U.S. Marine Corps recruits conduct pugil stick bouts as a part of the Marine Corps Martial Arts Program (MCMAP) at Leatherneck Square, Marine Corps Recruit Depot Parris Island.
A pugil stick is a heavily padded pole-like training weapon used since the early 1940s by military personnel in training for rifle and bayonet combat. It was initially adopted by the United States Marine Corps, but was later included in United States Army combat training as well.
Pugil bouts are usually conducted with hard contact while wearing protective gear such as groin protectors, American football helmets, hockey gloves, and chest protectors or shin guards, such as those worn by baseball catchers. Some pugil sticks are made with integrated hand guards to reduce the potential for injury.
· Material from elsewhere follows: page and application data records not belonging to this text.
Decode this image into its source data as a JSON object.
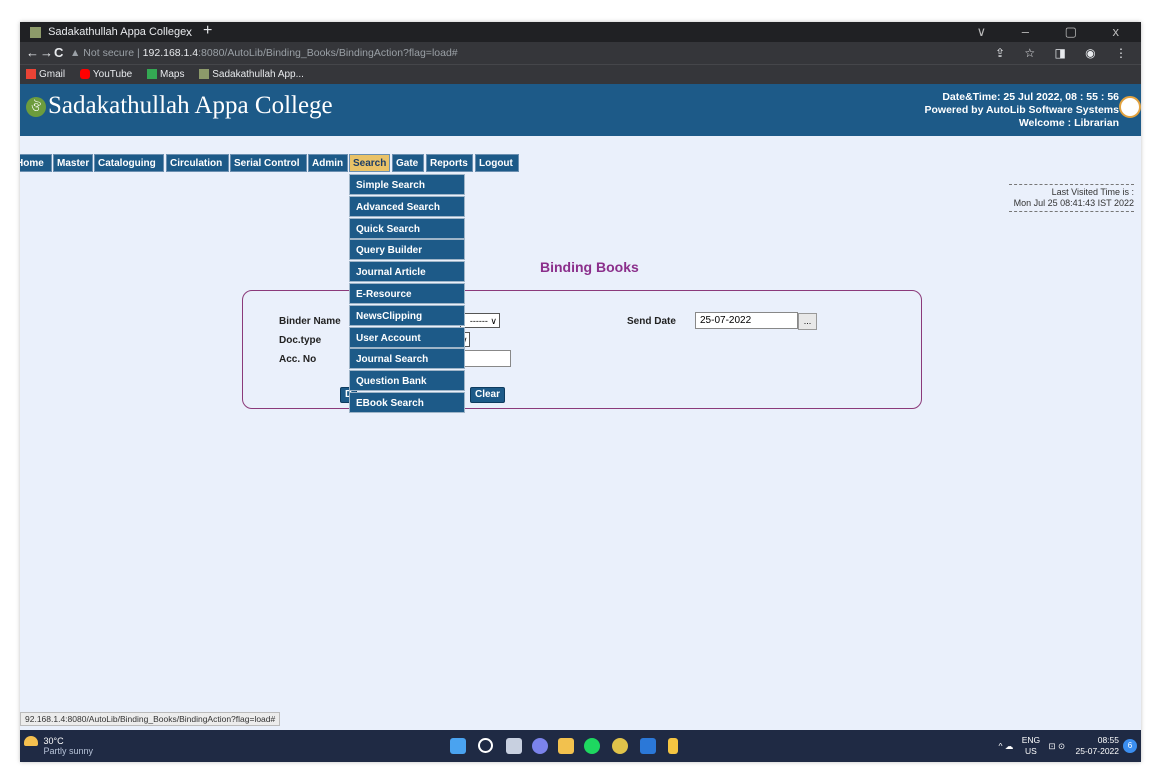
{
  "browser": {
    "tab_title": "Sadakathullah Appa College",
    "tab_close": "x",
    "new_tab": "+",
    "window_controls": "∨  –  ▢  x",
    "nav_back": "←",
    "nav_forward": "→",
    "nav_reload": "C",
    "security_label": "▲ Not secure",
    "url_host": "192.168.1.4",
    "url_rest": ":8080/AutoLib/Binding_Books/BindingAction?flag=load#",
    "toolbar_right": "⇪ ☆ ◨ ◉ ⋮",
    "bookmarks": [
      {
        "label": "Gmail",
        "color": "#ea4335"
      },
      {
        "label": "YouTube",
        "color": "#ff0000"
      },
      {
        "label": "Maps",
        "color": "#34a853"
      },
      {
        "label": "Sadakathullah App...",
        "color": "#8d9a6a"
      }
    ],
    "status_url": "92.168.1.4:8080/AutoLib/Binding_Books/BindingAction?flag=load#"
  },
  "header": {
    "logo_glyph": "ঔ",
    "title": "Sadakathullah Appa College",
    "datetime": "Date&Time:  25 Jul 2022, 08 : 55 : 56",
    "powered_by": "Powered by AutoLib Software Systems",
    "welcome": "Welcome  :  Librarian"
  },
  "menu": {
    "items": [
      {
        "label": "Home"
      },
      {
        "label": "Master"
      },
      {
        "label": "Cataloguing"
      },
      {
        "label": "Circulation"
      },
      {
        "label": "Serial Control"
      },
      {
        "label": "Admin"
      },
      {
        "label": "Search",
        "active": true
      },
      {
        "label": "Gate"
      },
      {
        "label": "Reports"
      },
      {
        "label": "Logout"
      }
    ]
  },
  "search_dropdown": {
    "items": [
      "Simple Search",
      "Advanced Search",
      "Quick Search",
      "Query Builder",
      "Journal Article",
      "E-Resource",
      "NewsClipping",
      "User Account",
      "Journal Search",
      "Question Bank",
      "EBook Search"
    ]
  },
  "last_visited": {
    "label": "Last Visited Time is :",
    "value": "Mon Jul 25 08:41:43 IST 2022"
  },
  "form": {
    "title": "Binding Books",
    "binder_name_label": "Binder Name",
    "binder_select_text": "------ ∨",
    "doctype_label": "Doc.type",
    "doctype_select_text": "∨",
    "accno_label": "Acc. No",
    "accno_value": "",
    "send_date_label": "Send Date",
    "send_date_value": "25-07-2022",
    "date_picker_label": "...",
    "first_button_partial": "D",
    "clear_button": "Clear"
  },
  "taskbar": {
    "temperature": "30°C",
    "weather": "Partly sunny",
    "tray_icons": "^ ☁",
    "language_top": "ENG",
    "language_bottom": "US",
    "tray_sys": "⊡ ⊙",
    "time": "08:55",
    "date": "25-07-2022",
    "notification": "6",
    "icons": [
      {
        "name": "windows-start-icon",
        "color": "#4aa3f0"
      },
      {
        "name": "search-icon",
        "color": "#ffffff"
      },
      {
        "name": "task-view-icon",
        "color": "#c8d0e0"
      },
      {
        "name": "chat-icon",
        "color": "#7b83eb"
      },
      {
        "name": "file-explorer-icon",
        "color": "#f2c14e"
      },
      {
        "name": "spotify-icon",
        "color": "#1ed760"
      },
      {
        "name": "chrome-icon",
        "color": "#e0c34a"
      },
      {
        "name": "word-icon",
        "color": "#2b78d8"
      },
      {
        "name": "app-icon",
        "color": "#f5c542"
      }
    ]
  }
}
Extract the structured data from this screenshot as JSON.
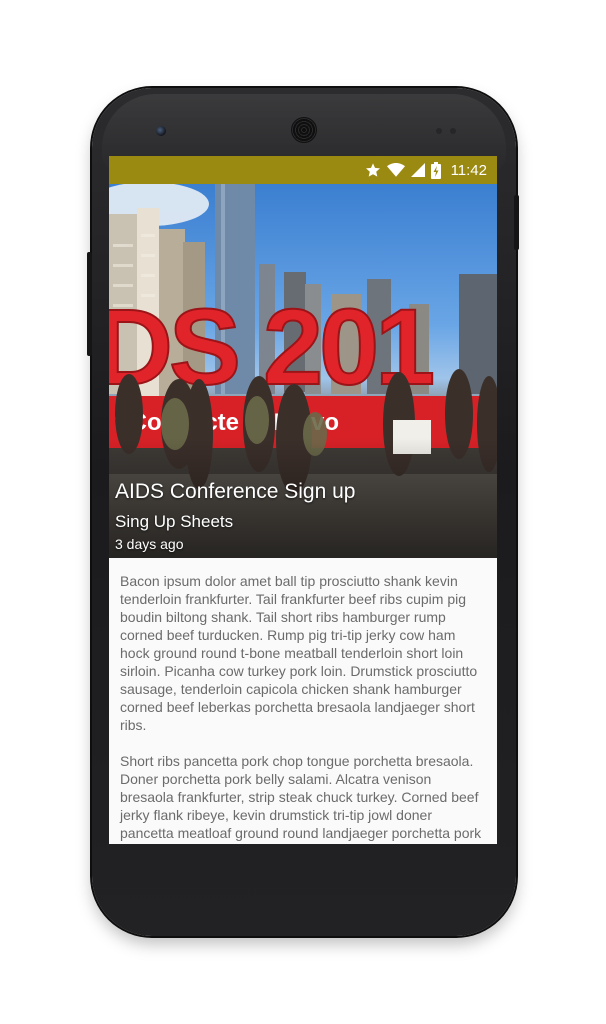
{
  "status_bar": {
    "time": "11:42",
    "icons": [
      "star-icon",
      "wifi-icon",
      "signal-icon",
      "battery-charging-icon"
    ],
    "color": "#9b8a11"
  },
  "article": {
    "title": "AIDS Conference Sign up",
    "subtitle": "Sing Up Sheets",
    "date": "3 days ago",
    "image_text": [
      "DS 201",
      "t Connecte    in Re    vo"
    ],
    "paragraphs": [
      "Bacon ipsum dolor amet ball tip prosciutto shank kevin tenderloin frankfurter. Tail frankfurter beef ribs cupim pig boudin biltong shank. Tail short ribs hamburger rump corned beef turducken. Rump pig tri-tip jerky cow ham hock ground round t-bone meatball tenderloin short loin sirloin. Picanha cow turkey pork loin. Drumstick prosciutto sausage, tenderloin capicola chicken shank hamburger corned beef leberkas porchetta bresaola landjaeger short ribs.",
      "Short ribs pancetta pork chop tongue porchetta bresaola. Doner porchetta pork belly salami. Alcatra venison bresaola frankfurter, strip steak chuck turkey. Corned beef jerky flank ribeye, kevin drumstick tri-tip jowl doner pancetta meatloaf ground round landjaeger porchetta pork loin. Short loin chuck tri-tip"
    ]
  }
}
Military procedures for pugil bouts are often detailed, with United States Army and United States Marine Corps both prohibiting pugil training by anyone who has recently suffered concussion of the brain, lest they suffer traumatic brain injury, or had a tooth extraction within the past 24 hours.
Pugil stick bouts are used to simulate close quarters combat and build proficiency of rifle bayonet techniques.